__Supplied records__
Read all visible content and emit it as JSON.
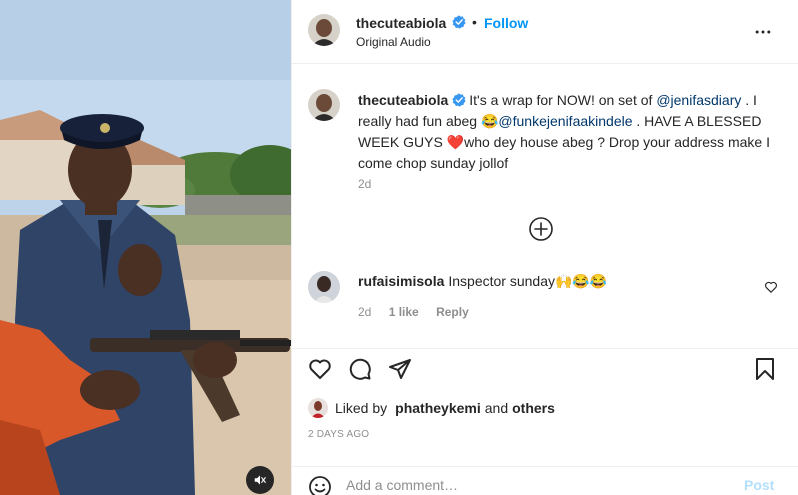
{
  "post": {
    "author": "thecuteabiola",
    "follow_label": "Follow",
    "separator": "•",
    "audio": "Original Audio",
    "more_icon": "more-horizontal-icon",
    "mute_icon": "speaker-muted-icon"
  },
  "caption": {
    "author": "thecuteabiola",
    "text_1": "It's a wrap for NOW! on set of ",
    "mention_1": "@jenifasdiary",
    "text_2": " . I really had fun abeg 😂",
    "mention_2": "@funkejenifaakindele",
    "text_3": " . HAVE A BLESSED WEEK GUYS ❤️who dey house abeg ? Drop your address make I come chop sunday jollof",
    "time": "2d",
    "load_more_icon": "plus-circle-icon"
  },
  "comment": {
    "author": "rufaisimisola",
    "text": "Inspector sunday🙌😂😂",
    "time": "2d",
    "likes": "1 like",
    "reply": "Reply",
    "like_icon": "heart-outline-icon"
  },
  "actions": {
    "like_icon": "heart-icon",
    "comment_icon": "comment-icon",
    "share_icon": "paper-plane-icon",
    "save_icon": "bookmark-icon"
  },
  "likes": {
    "prefix": "Liked by",
    "user": "phatheykemi",
    "connector": "and",
    "others": "others"
  },
  "age": "2 DAYS AGO",
  "add_comment": {
    "placeholder": "Add a comment…",
    "post_label": "Post",
    "emoji_icon": "emoji-smile-icon"
  },
  "colors": {
    "link_blue": "#0095f6",
    "mention_blue": "#00376b",
    "secondary": "#8e8e8e",
    "text": "#262626",
    "post_disabled": "#b2dffc"
  }
}
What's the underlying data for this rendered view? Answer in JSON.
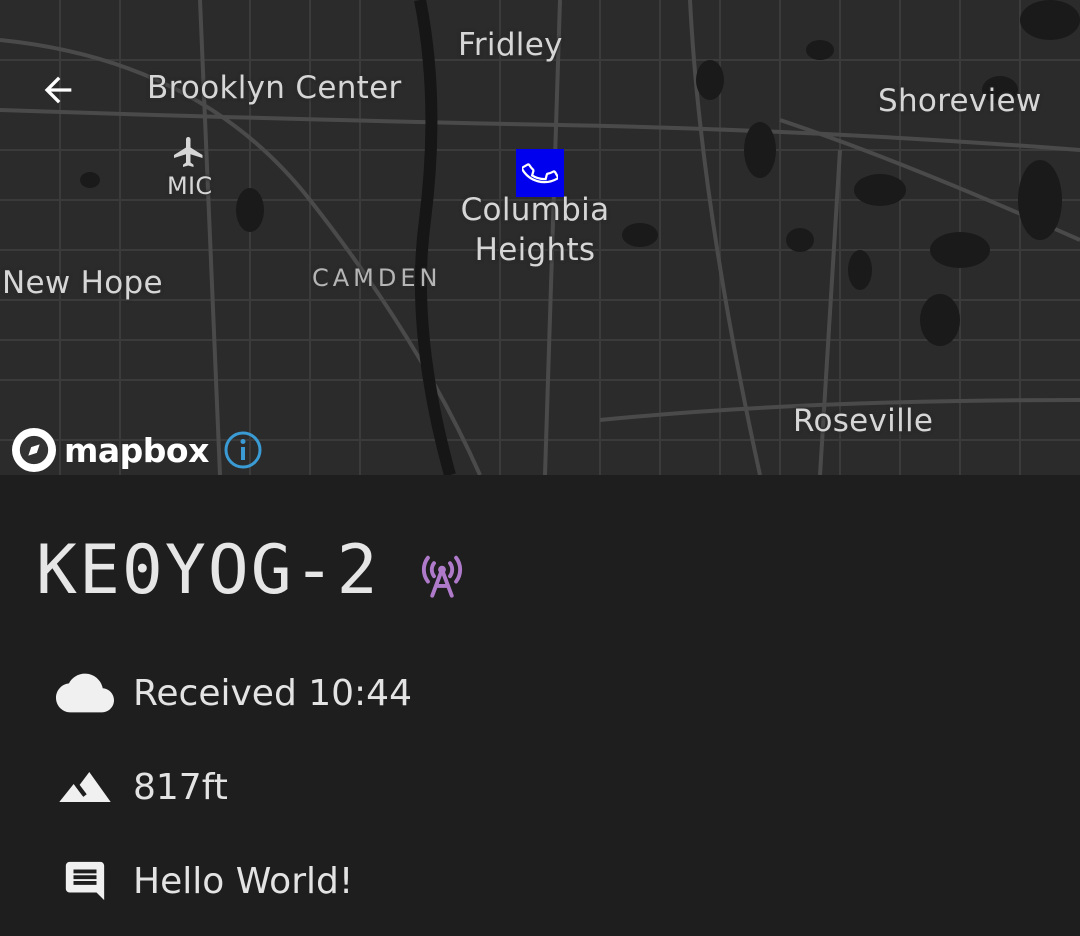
{
  "map": {
    "places": {
      "fridley": "Fridley",
      "brooklyn_center": "Brooklyn Center",
      "shoreview": "Shoreview",
      "mic": "MIC",
      "columbia_heights": "Columbia Heights",
      "new_hope": "New Hope",
      "camden": "CAMDEN",
      "roseville": "Roseville"
    },
    "attribution": "mapbox",
    "marker_color": "#0000ee"
  },
  "station": {
    "callsign": "KE0YOG-2",
    "tower_color": "#b07acb",
    "received": "Received 10:44",
    "altitude": "817ft",
    "comment": "Hello World!"
  },
  "icons": {
    "back": "arrow-left-icon",
    "airport": "airplane-icon",
    "marker": "phone-icon",
    "tower": "radio-tower-icon",
    "received": "cloud-icon",
    "altitude": "mountain-icon",
    "comment": "message-icon",
    "info": "info-icon"
  }
}
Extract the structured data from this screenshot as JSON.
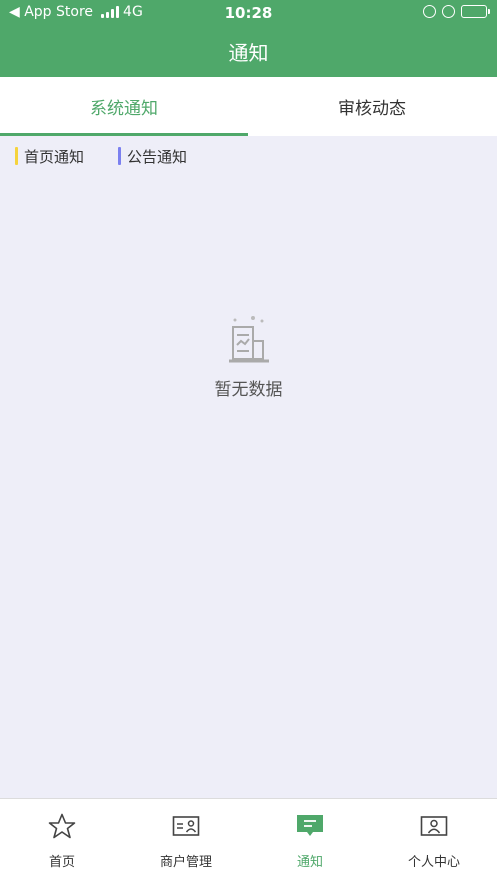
{
  "status_bar": {
    "back_label": "◀ App Store",
    "network": "4G",
    "time": "10:28"
  },
  "header": {
    "title": "通知"
  },
  "tabs": [
    {
      "label": "系统通知",
      "active": true
    },
    {
      "label": "审核动态",
      "active": false
    }
  ],
  "filters": [
    {
      "label": "首页通知",
      "color": "#f5d33d"
    },
    {
      "label": "公告通知",
      "color": "#7b80f0"
    }
  ],
  "empty_state": {
    "text": "暂无数据"
  },
  "bottom_nav": [
    {
      "label": "首页",
      "icon": "star-icon",
      "active": false
    },
    {
      "label": "商户管理",
      "icon": "merchant-card-icon",
      "active": false
    },
    {
      "label": "通知",
      "icon": "message-icon",
      "active": true
    },
    {
      "label": "个人中心",
      "icon": "profile-card-icon",
      "active": false
    }
  ],
  "colors": {
    "primary": "#4fa86a",
    "background": "#eeeef8"
  }
}
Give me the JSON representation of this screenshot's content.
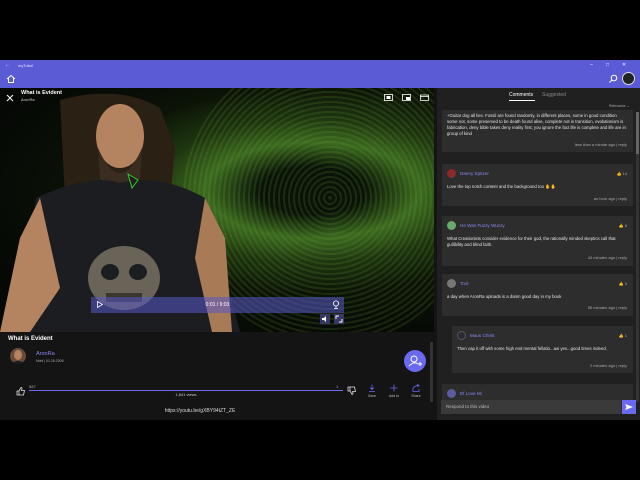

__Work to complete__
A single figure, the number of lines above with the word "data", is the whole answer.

__Expected answer__
2